Posted on Friday, November 1st, 2013 by Russ Fischer
Jeff Tremaine, who directed the recent film Bad Grandpa, has been with the Jackass crew from the beginning. He was the magazine editor who sent a camera with journalist Johnny Knoxville to “test out” a bulletproof vest — by being shot while wearing it — and video footage of that event ultimately spawned Jackass and everything that followed.
And then you’ve got The Dirt, the oral history of Mötley Crüe, and one of the most depraved accounts of rockstar behavior in and out of print. The book has it all: total debauchery, excessive drug use leading to entire forgotten recordings (bassist Nikki Sixx doesn’t even remember making the third album) and the awful DUI-related death of one of singer Vince Neil’s closest friends, for which Neil himself is to blame.
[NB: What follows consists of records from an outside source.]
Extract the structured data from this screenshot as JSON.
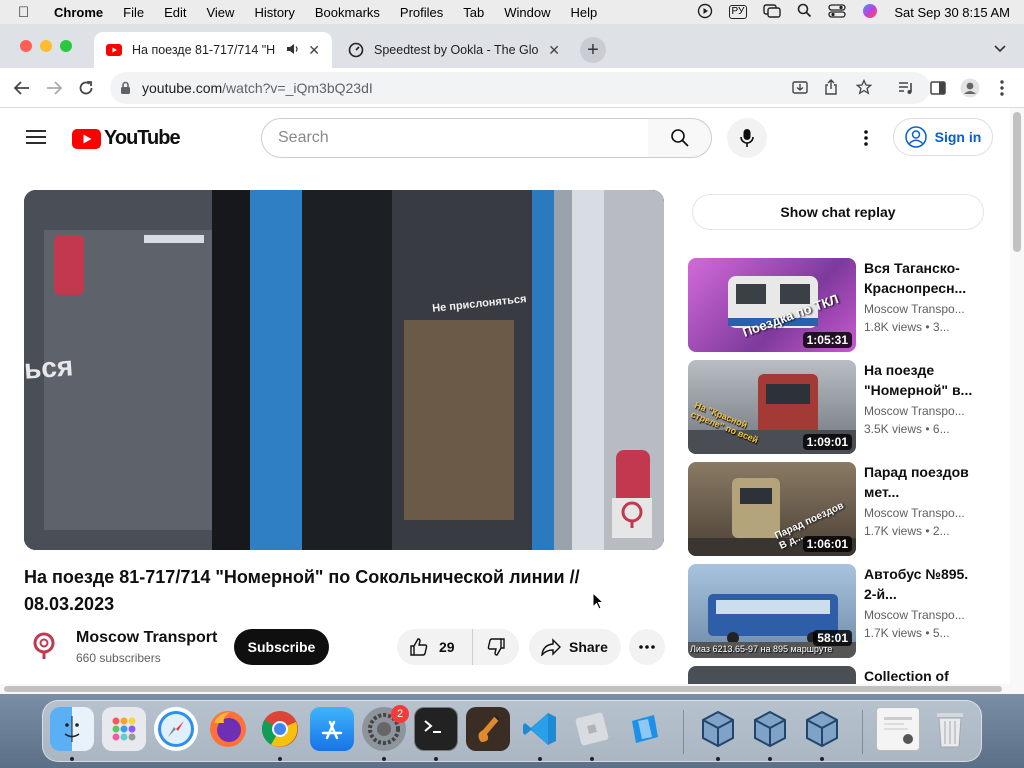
{
  "menubar": {
    "app": "Chrome",
    "items": [
      "File",
      "Edit",
      "View",
      "History",
      "Bookmarks",
      "Profiles",
      "Tab",
      "Window",
      "Help"
    ],
    "keyboard": "РУ",
    "datetime": "Sat Sep 30  8:15 AM"
  },
  "tabs": [
    {
      "title": "На поезде 81-717/714 \"Н",
      "active": true
    },
    {
      "title": "Speedtest by Ookla - The Glo",
      "active": false
    }
  ],
  "address": {
    "host": "youtube.com",
    "path": "/watch?v=_iQm3bQ23dI"
  },
  "youtube": {
    "logo_text": "YouTube",
    "search_placeholder": "Search",
    "sign_in": "Sign in"
  },
  "video": {
    "title": "На поезде 81-717/714 \"Номерной\" по Сокольнической линии // 08.03.2023",
    "overlay_left": "ься",
    "overlay_sign": "Не прислоняться",
    "channel": "Moscow Transport",
    "subscribers": "660 subscribers",
    "subscribe_label": "Subscribe",
    "likes": "29",
    "share_label": "Share"
  },
  "sidebar": {
    "chat_replay": "Show chat replay",
    "recommendations": [
      {
        "title": "Вся Таганско-Краснопресн...",
        "channel": "Moscow Transpo...",
        "views": "1.8K views",
        "age": "3...",
        "duration": "1:05:31",
        "thumb_text": "Поездка по ТКЛ",
        "thumb_color": "#b04fc0"
      },
      {
        "title": "На поезде \"Номерной\" в...",
        "channel": "Moscow Transpo...",
        "views": "3.5K views",
        "age": "6...",
        "duration": "1:09:01",
        "thumb_text": "На \"Красной стреле\" по всей",
        "thumb_color": "#8a8f96"
      },
      {
        "title": "Парад поездов мет...",
        "channel": "Moscow Transpo...",
        "views": "1.7K views",
        "age": "2...",
        "duration": "1:06:01",
        "thumb_text": "Парад поездов В д...",
        "thumb_color": "#6b5c48"
      },
      {
        "title": "Автобус №895. 2-й...",
        "channel": "Moscow Transpo...",
        "views": "1.7K views",
        "age": "5...",
        "duration": "58:01",
        "thumb_text": "Лиаз 6213.65-97 на 895 маршруте",
        "thumb_color": "#5b7fa6"
      },
      {
        "title": "Collection of",
        "channel": "",
        "views": "",
        "age": "",
        "duration": "",
        "thumb_text": "",
        "thumb_color": "#4a4f55"
      }
    ]
  },
  "dock": {
    "system_settings_badge": "2",
    "apps": [
      "finder-icon",
      "launchpad-icon",
      "safari-icon",
      "firefox-icon",
      "chrome-icon",
      "app-store-icon",
      "system-settings-icon",
      "terminal-icon",
      "garageband-icon",
      "vscode-icon",
      "roblox-icon",
      "roblox-studio-icon",
      "virtualbox-icon",
      "virtualbox-icon",
      "virtualbox-icon",
      "preview-icon",
      "trash-icon"
    ]
  }
}
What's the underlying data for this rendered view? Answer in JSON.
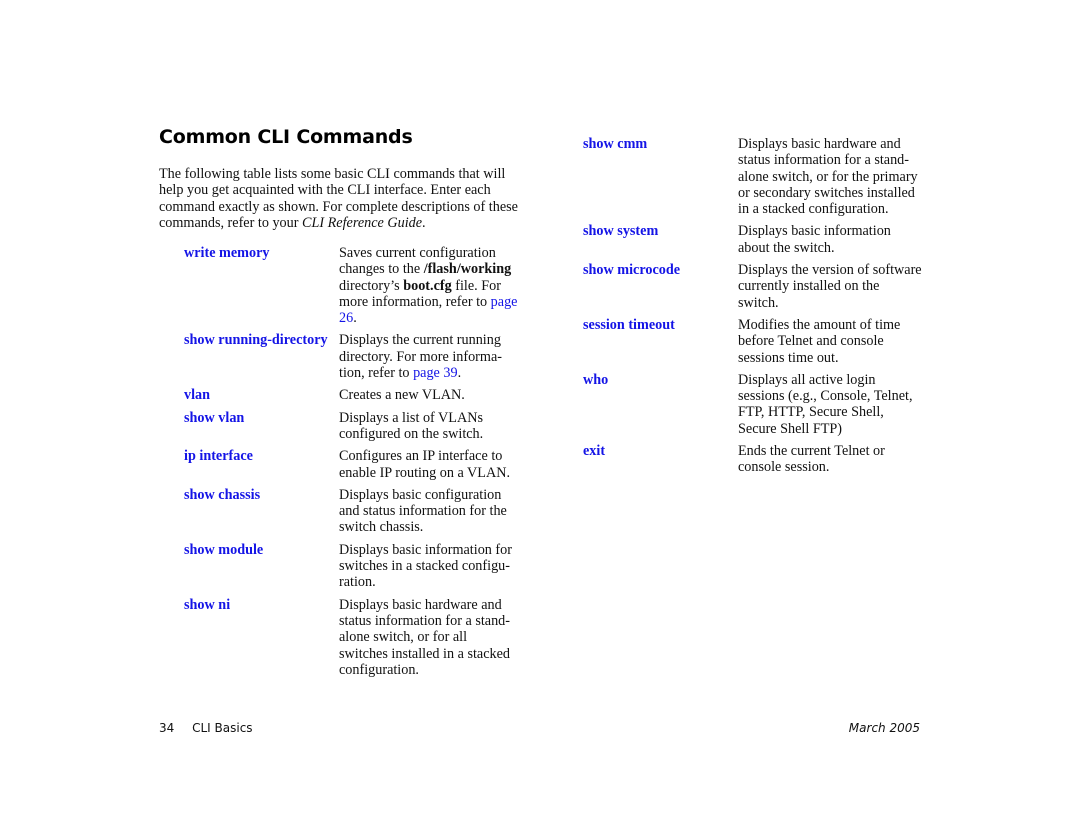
{
  "page": {
    "title": "Common CLI Commands",
    "intro": {
      "text": "The following table lists some basic CLI commands that will help you get acquainted with the CLI interface. Enter each command exactly as shown. For complete descriptions of these commands, refer to your ",
      "emphasis": "CLI Reference Guide",
      "end": "."
    },
    "left_commands": [
      {
        "cmd": "write memory",
        "parts": [
          "Saves current configuration changes to the ",
          {
            "b": "/flash/working"
          },
          " directory’s ",
          {
            "b": "boot.cfg"
          },
          " file. For more information, refer to ",
          {
            "link": "page 26"
          },
          "."
        ]
      },
      {
        "cmd": "show running-directory",
        "parts": [
          "Displays the current running directory. For more informa- tion, refer to ",
          {
            "link": "page 39"
          },
          "."
        ]
      },
      {
        "cmd": "vlan",
        "parts": [
          "Creates a new VLAN."
        ]
      },
      {
        "cmd": "show vlan",
        "parts": [
          "Displays a list of VLANs configured on the switch."
        ]
      },
      {
        "cmd": "ip interface",
        "parts": [
          "Configures an IP interface to enable IP routing on a VLAN."
        ]
      },
      {
        "cmd": "show chassis",
        "parts": [
          "Displays basic configuration and status information for the switch chassis."
        ]
      },
      {
        "cmd": "show module",
        "parts": [
          "Displays basic information for switches in a stacked configu- ration."
        ]
      },
      {
        "cmd": "show ni",
        "parts": [
          "Displays basic hardware and status information for a stand- alone switch, or for all switches installed in a stacked configuration."
        ]
      }
    ],
    "right_commands": [
      {
        "cmd": "show cmm",
        "parts": [
          "Displays basic hardware and status information for a stand- alone switch, or for the primary or secondary switches installed in a stacked configuration."
        ]
      },
      {
        "cmd": "show system",
        "parts": [
          "Displays basic information about the switch."
        ]
      },
      {
        "cmd": "show microcode",
        "parts": [
          "Displays the version of software currently installed on the switch."
        ]
      },
      {
        "cmd": "session timeout",
        "parts": [
          "Modifies the amount of time before Telnet and console sessions time out."
        ]
      },
      {
        "cmd": "who",
        "parts": [
          "Displays all active login sessions (e.g., Console, Telnet, FTP, HTTP, Secure Shell, Secure Shell FTP)"
        ]
      },
      {
        "cmd": "exit",
        "parts": [
          "Ends the current Telnet or console session."
        ]
      }
    ],
    "footer": {
      "page_number": "34",
      "section": "CLI Basics",
      "date": "March 2005"
    },
    "colors": {
      "command": "#1414e6",
      "link": "#1414e6"
    }
  }
}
The book has been optioned to develop as a film for years, and it’s the sort of thing that would make for a great movie, if someone was in the driver’s seat who really got it. Now Jeff Tremaine is that guy, and he seems like a perfect choice.
Deadline talked to Tremaine, who explained,
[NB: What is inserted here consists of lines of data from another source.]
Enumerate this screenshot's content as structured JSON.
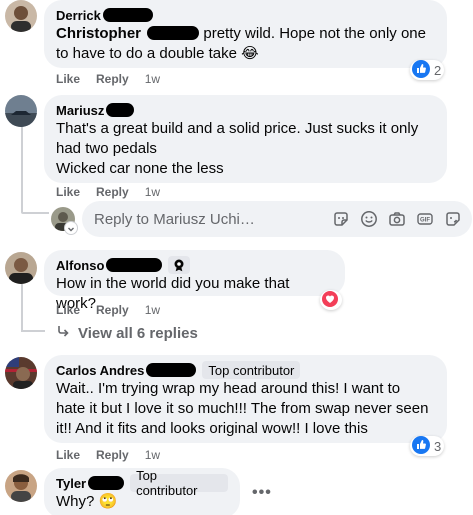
{
  "comments": [
    {
      "author": "Derrick",
      "mention": "Christopher",
      "text": "pretty wild. Hope not the only one to have to do a double take 😂",
      "like": "Like",
      "reply": "Reply",
      "time": "1w",
      "reaction_count": "2",
      "reaction_icon": "thumbs-up-icon"
    },
    {
      "author": "Mariusz",
      "text_lines": [
        "That's a great build and a solid price. Just sucks it only had two pedals",
        "Wicked car none the less"
      ],
      "like": "Like",
      "reply": "Reply",
      "time": "1w"
    },
    {
      "author": "Alfonso",
      "author_badge_icon": "top-fan-icon",
      "text": "How in the world did you make that work?",
      "like": "Like",
      "reply": "Reply",
      "time": "1w",
      "reaction_icon": "heart-icon",
      "view_replies": "View all 6 replies"
    },
    {
      "author": "Carlos Andres",
      "badge": "Top contributor",
      "text": "Wait.. I'm trying wrap my head around this! I want to hate it but I love it so much!!! The from swap never seen it!! And it fits and looks original wow!! I love this",
      "like": "Like",
      "reply": "Reply",
      "time": "1w",
      "reaction_count": "3",
      "reaction_icon": "thumbs-up-icon"
    },
    {
      "author": "Tyler",
      "badge": "Top contributor",
      "text": "Why? 🙄",
      "more_icon": "more-horizontal-icon"
    }
  ],
  "reply_box": {
    "placeholder": "Reply to Mariusz Uchi…",
    "icons": [
      "sticker-icon",
      "emoji-icon",
      "camera-icon",
      "gif-icon",
      "avatar-sticker-icon"
    ]
  },
  "colors": {
    "bubble": "#f0f2f5",
    "secondary_text": "#65676b",
    "like_blue": "#1877f2",
    "love_red": "#f33e58",
    "redaction": "#000000"
  }
}
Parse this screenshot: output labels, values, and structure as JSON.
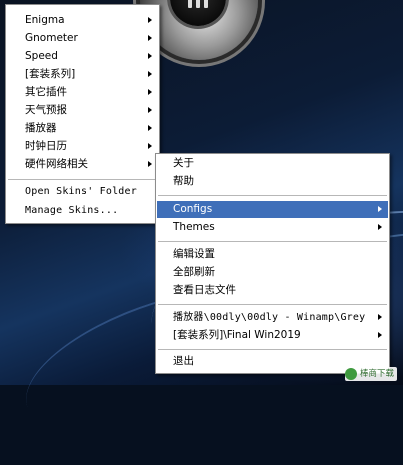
{
  "menu_main": {
    "items": [
      {
        "label": "Enigma",
        "has_submenu": true
      },
      {
        "label": "Gnometer",
        "has_submenu": true
      },
      {
        "label": "Speed",
        "has_submenu": true
      },
      {
        "label": "[套装系列]",
        "has_submenu": true
      },
      {
        "label": "其它插件",
        "has_submenu": true
      },
      {
        "label": "天气预报",
        "has_submenu": true
      },
      {
        "label": "播放器",
        "has_submenu": true
      },
      {
        "label": "时钟日历",
        "has_submenu": true
      },
      {
        "label": "硬件网络相关",
        "has_submenu": true
      }
    ],
    "actions": [
      {
        "label": "Open Skins' Folder"
      },
      {
        "label": "Manage Skins..."
      }
    ]
  },
  "menu_sub": {
    "items": [
      {
        "label": "关于",
        "has_submenu": false
      },
      {
        "label": "帮助",
        "has_submenu": false
      },
      {
        "label": "Configs",
        "has_submenu": true,
        "highlighted": true
      },
      {
        "label": "Themes",
        "has_submenu": true
      },
      {
        "label": "编辑设置",
        "has_submenu": false
      },
      {
        "label": "全部刷新",
        "has_submenu": false
      },
      {
        "label": "查看日志文件",
        "has_submenu": false
      },
      {
        "label": "播放器\\00dly\\00dly - Winamp\\Grey",
        "has_submenu": true
      },
      {
        "label": "[套装系列]\\Final Win2019",
        "has_submenu": true
      },
      {
        "label": "退出",
        "has_submenu": false
      }
    ]
  },
  "watermark": {
    "text": "棒商下载"
  },
  "colors": {
    "menu_background": "#ffffff",
    "highlight": "#3f6fb9",
    "highlight_text": "#ffffff",
    "separator": "#b7b7b7",
    "desktop": "#0c1c36"
  }
}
I’ve been offered a lot of scripts but Dirt is something I pursued with everything I had. I’ve wanted to make this going back to 2001, when we were just planning the first Jackass movie and I found out that David Gale at MTV Films had just optioned the book… We were deep into doing Jackass on TV and about to start doing Jackass: The Movie and we were all passing the book around and going, holy shit. We thought we were being crazy on the road. You read about these guys and it was like 10 times worse, though I think we’d done stuff that stands up to anybody else. I connected with that book on so many levels. From a band of brothers that gets ripped apart and then pulls back together, or being part of a group that is expected to behave badly, and what happens to you when that becomes your expectation. What happens when everybody encourages you and gives you money to be the worst behaved you can be? You can do no wrong, and the worse you do, the more you’re celebrated. It is a story that is somehow familiar to me.
All of which makes Tremaine sound like the perfect guy to make the movie. The casting will be a big deal, but Tremaine talks about that, too, explaining that as long as they cast for the right spirit, and find people who have the swagger to cut a believable rock star profile on stage, it’ll work. And since the band owns all its own publishing rights, the movie doesn’t have any big roadblocks preventing the use of the music.
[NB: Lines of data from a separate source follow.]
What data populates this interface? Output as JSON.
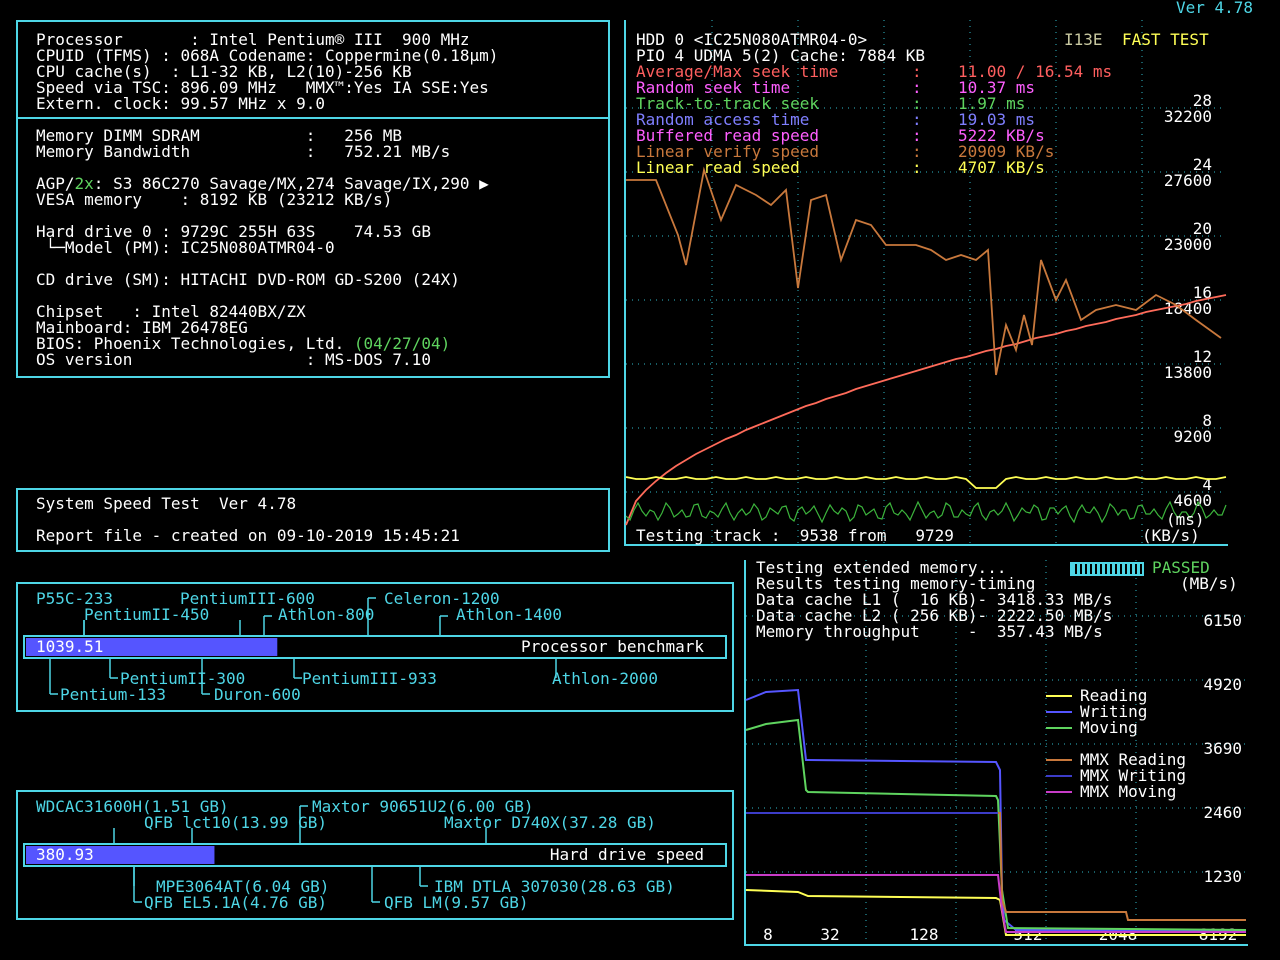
{
  "version": "Ver 4.78",
  "sysinfo": {
    "processor": "Processor       : Intel Pentium® III  900 MHz",
    "cpuid": "CPUID (TFMS) : 068A Codename: Coppermine(0.18µm)",
    "cache": "CPU cache(s)  : L1-32 KB, L2(10)-256 KB",
    "speed": "Speed via TSC: 896.09 MHz   MMX™:Yes IA SSE:Yes",
    "extclk": "Extern. clock: 99.57 MHz x 9.0",
    "memory": "Memory DIMM SDRAM           :   256 MB",
    "bandwidth": "Memory Bandwidth            :   752.21 MB/s",
    "agp_prefix": "AGP/",
    "agp_rate": "2x",
    "agp_rest": ": S3 86C270 Savage/MX,274 Savage/IX,290 ▶",
    "vesa": "VESA memory    : 8192 KB (23212 KB/s)",
    "hdd0": "Hard drive 0 : 9729C 255H 63S    74.53 GB",
    "hdd0model": " └─Model (PM): IC25N080ATMR04-0",
    "cd": "CD drive (SM): HITACHI DVD-ROM GD-S200 (24X)",
    "chipset": "Chipset   : Intel 82440BX/ZX",
    "mainboard": "Mainboard: IBM 26478EG",
    "bios": "BIOS: Phoenix Technologies, Ltd. ",
    "bios_date": "(04/27/04)",
    "os": "OS version                  : MS-DOS 7.10"
  },
  "report": {
    "line1": "System Speed Test  Ver 4.78",
    "line2": "Report file - created on 09-10-2019 15:45:21"
  },
  "hdd": {
    "header": "HDD 0 <IC25N080ATMR04-0>",
    "mode": "I13E",
    "fast_test": "FAST TEST",
    "pio": "PIO 4 UDMA 5(2) Cache: 7884 KB",
    "metrics": [
      {
        "label": "Average/Max seek time",
        "value": "11.00 / 16.54 ms",
        "color": "#ff5f5f"
      },
      {
        "label": "Random seek time",
        "value": "10.37 ms",
        "color": "#ff5fff"
      },
      {
        "label": "Track-to-track seek",
        "value": "1.97 ms",
        "color": "#5fd45f"
      },
      {
        "label": "Random access time",
        "value": "19.03 ms",
        "color": "#7f7fff"
      },
      {
        "label": "Buffered read speed",
        "value": "5222 KB/s",
        "color": "#ff5fff"
      },
      {
        "label": "Linear verify speed",
        "value": "20909 KB/s",
        "color": "#c8783c"
      },
      {
        "label": "Linear read speed",
        "value": "4707 KB/s",
        "color": "#ffff55"
      }
    ],
    "ms_ticks": [
      "28",
      "24",
      "20",
      "16",
      "12",
      "8",
      "4"
    ],
    "kb_ticks": [
      "32200",
      "27600",
      "23000",
      "18400",
      "13800",
      "9200",
      "4600"
    ],
    "unit_ms": "(ms)",
    "unit_kb": "(KB/s)",
    "testing": "Testing track :  9538 from   9729"
  },
  "memtest": {
    "line1": "Testing extended memory...",
    "passed": "PASSED",
    "line2": "Results testing memory-timing",
    "unit": "(MB/s)",
    "l1": "Data cache L1 (  16 KB)- 3418.33 MB/s",
    "l2": "Data cache L2 ( 256 KB)- 2222.50 MB/s",
    "mem": "Memory throughput     -  357.43 MB/s",
    "y_ticks": [
      "6150",
      "4920",
      "3690",
      "2460",
      "1230"
    ],
    "x_ticks": [
      "8",
      "32",
      "128",
      "512",
      "2048",
      "8192"
    ],
    "legend": [
      {
        "label": "Reading",
        "color": "#ffff55"
      },
      {
        "label": "Writing",
        "color": "#5555ff"
      },
      {
        "label": "Moving",
        "color": "#5fd45f"
      },
      {
        "label": "MMX Reading",
        "color": "#c8783c"
      },
      {
        "label": "MMX Writing",
        "color": "#3c3cc8"
      },
      {
        "label": "MMX Moving",
        "color": "#c83cc8"
      }
    ]
  },
  "cpu_bench": {
    "value": "1039.51",
    "value_fraction": 0.36,
    "caption": "Processor benchmark",
    "top_refs": [
      "P55C-233",
      "PentiumIII-600",
      "Celeron-1200",
      "PentiumII-450",
      "Athlon-800",
      "Athlon-1400"
    ],
    "bottom_refs": [
      "PentiumII-300",
      "PentiumIII-933",
      "Athlon-2000",
      "Pentium-133",
      "Duron-600"
    ]
  },
  "hdd_bench": {
    "value": "380.93",
    "value_fraction": 0.27,
    "caption": "Hard drive speed",
    "top_refs": [
      "WDCAC31600H(1.51 GB)",
      "Maxtor 90651U2(6.00 GB)",
      "QFB lct10(13.99 GB)",
      "Maxtor D740X(37.28 GB)"
    ],
    "bottom_refs": [
      "MPE3064AT(6.04 GB)",
      "IBM DTLA 307030(28.63 GB)",
      "QFB EL5.1A(4.76 GB)",
      "QFB LM(9.57 GB)"
    ]
  },
  "colors": {
    "frame": "#4ed6e6",
    "bar": "#5555ff",
    "grid": "#2fb8c8"
  }
}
Tom Kapinos (Californication) is putting the finishing touches on the script; the idea is to shoot next year.